THE CATALAN LANGUAGE
First, the Catalan language takes its name from the current Spanish region bordering France.
Second, it is a Romance language and about 10 million people speak it. We find it in the North East part of Spain (Catalonia and around Valencia), and in the Balearic Islands. But not only as Andorra also uses it as its official language since 1993. Also, people speak it, to a very limited extent, in the French Pyrenees Orientales and Sardinia in Italy.
Finally, due to the fact that Catalonia was French for centuries, some of Catalan is close to French. But now, Catalan itself contains some dialects.
First, Catalan has its roots in Vulgar Latin, brought in the 2nd century BC by Roman settlers in North East Spain. If it is part of the Occitano Romance branch of the Indo European group, it shares some traits with Ibero Romance dialects. Also, some of its lexicon is close to the Gallo Romance group. Of course, it is very close to Occitan. As everywhere in the Roman Empire, people spoke Latin. But variants appeared and became more obvious over time. Thus, Catalan appeared very early in the Gallo Romanic group.
Then, we have to wait until the 12th century to discover the literary Catalan. Also, the language of the troubadours had a profound influence on it. And this, until the 14th century. The latter is quite close to Provençal and Limousin, two local dialects in France.

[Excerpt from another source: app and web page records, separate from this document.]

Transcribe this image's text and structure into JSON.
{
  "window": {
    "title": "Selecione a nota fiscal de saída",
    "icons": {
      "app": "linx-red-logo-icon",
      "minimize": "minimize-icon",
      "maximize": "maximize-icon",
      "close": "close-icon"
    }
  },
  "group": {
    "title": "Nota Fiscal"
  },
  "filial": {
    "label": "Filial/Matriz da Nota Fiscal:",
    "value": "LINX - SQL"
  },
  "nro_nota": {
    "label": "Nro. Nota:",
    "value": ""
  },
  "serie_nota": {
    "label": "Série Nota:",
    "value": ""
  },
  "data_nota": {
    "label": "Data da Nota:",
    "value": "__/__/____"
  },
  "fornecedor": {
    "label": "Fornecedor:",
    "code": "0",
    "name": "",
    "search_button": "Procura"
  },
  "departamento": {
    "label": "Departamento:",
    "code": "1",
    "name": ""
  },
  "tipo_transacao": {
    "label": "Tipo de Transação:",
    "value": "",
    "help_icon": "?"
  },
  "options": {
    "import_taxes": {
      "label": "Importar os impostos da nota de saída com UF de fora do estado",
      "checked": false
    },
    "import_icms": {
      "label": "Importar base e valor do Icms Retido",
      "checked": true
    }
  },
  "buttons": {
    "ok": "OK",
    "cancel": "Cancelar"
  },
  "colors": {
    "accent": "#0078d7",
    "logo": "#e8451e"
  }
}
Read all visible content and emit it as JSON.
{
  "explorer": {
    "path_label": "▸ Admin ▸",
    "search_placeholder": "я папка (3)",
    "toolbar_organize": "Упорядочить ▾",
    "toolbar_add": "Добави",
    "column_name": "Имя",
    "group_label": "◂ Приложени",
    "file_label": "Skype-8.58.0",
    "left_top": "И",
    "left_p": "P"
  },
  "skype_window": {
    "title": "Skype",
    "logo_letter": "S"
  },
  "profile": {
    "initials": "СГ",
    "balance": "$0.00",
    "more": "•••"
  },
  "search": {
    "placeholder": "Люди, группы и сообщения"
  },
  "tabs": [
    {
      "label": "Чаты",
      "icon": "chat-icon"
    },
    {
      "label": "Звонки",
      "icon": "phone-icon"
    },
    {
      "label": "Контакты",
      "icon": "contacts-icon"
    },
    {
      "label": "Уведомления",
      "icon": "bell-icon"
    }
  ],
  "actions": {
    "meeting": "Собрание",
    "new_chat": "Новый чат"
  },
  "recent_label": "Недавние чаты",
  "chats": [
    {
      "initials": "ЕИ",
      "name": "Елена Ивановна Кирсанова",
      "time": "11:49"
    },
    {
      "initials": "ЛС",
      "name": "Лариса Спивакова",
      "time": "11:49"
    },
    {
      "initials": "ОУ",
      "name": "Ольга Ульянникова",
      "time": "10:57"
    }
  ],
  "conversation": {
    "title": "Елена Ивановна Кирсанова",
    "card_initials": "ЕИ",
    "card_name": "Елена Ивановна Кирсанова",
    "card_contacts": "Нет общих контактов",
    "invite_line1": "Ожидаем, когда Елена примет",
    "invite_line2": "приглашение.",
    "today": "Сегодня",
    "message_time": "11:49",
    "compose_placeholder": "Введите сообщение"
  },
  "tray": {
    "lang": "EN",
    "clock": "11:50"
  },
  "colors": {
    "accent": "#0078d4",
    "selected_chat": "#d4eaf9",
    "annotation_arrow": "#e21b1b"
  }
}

In the 13th century, Catalan replaced Arabic as the official language thanks to James I the Conqueror. Indeed, Arabic was dominant following their conquests. Catalan also corresponded to Occitan. Then came Ramon Llull who wrote The Book of the Kind and the Three Wise Men. Linguists consider the latter to be the cradle of Catalan as a recognised idiom and a separate language from Occitan.
From the 15th century onwards, Catalan received a strong Iberian Romanic influence. This, due to the union of the kingdoms of Castile and Aragon.
However, under command of the great Sun king Louis XIV, the edict of 2 April 1700 then prohibites it. This lasted for a while, as it did not appear again before the 19th century. There, many authors published many works in Catalan. Not only in poetry, but also in theatre and novels.
What a comeback!
With no doubt, the 20th century in the one where Catalan may now really exist and for long.
Firstly, in 1912, Pompeu Sabra published his grammar which unified Catalan orthography. Then, following the birth of the Second Spanish Republic, education decreed Catalan Spanish bilingualism in Catalonia. A few years later, the Council of the New Unified School generalised its teaching during the Social Revolution. However, the arrival of dictator Franco led Catalan to a sudden brutal halt. This did not last long and Catalan regained its status as a co official language when Catalonia became autonomous in the late 1970s. New major event: Òscar Ribas Reig gave the first speech in Catalan at the UN in 1993. Finally, on the eve of the new millennium, the EU allowed the use of Catalan in its institutions.
One of the great features of Catalan is its high freedom of syntactic order. It also easily reverses the subject. Moreover, the use of the preposition before personal complements is not normative but present locally and in old documents.
Catalan uses the Latin script, enriched with digrams, accents and letters. Also, there are many diphthongs, represented by pairs of vowels.
Most of the time, we place the adjective after the noun. But we can also place it in front with a stylistic value.
Every word contains a tonic vowel. A syllable that contains a graphically stressed vowel is tonic. If the word does not contain a graphic accent, the tonic syllable is the one which have the last vowel in the case of words ending in a consonant. Except for "s" or if the syllable contains the penultimate vowel in other cases.
Finally, one of the main criteria of modern Catalan spelling is to respect the etymology. But only if it is in accordance with the way how we pronounce words. This explains the double spelling 'g/j' for the sound [ʒ], followed by an 'e'. As well as to maintain the consonantal groups mpt and mpc: redemptor, redempció. Or the difference between 'q' and 'c' for the sound [k]: quatre, evacuar. And the '-d' of àcid, òxid, solitud. Or the '-g' of pròleg, antropòfag and the '-b' of corb ('curve', 'raven'), etc.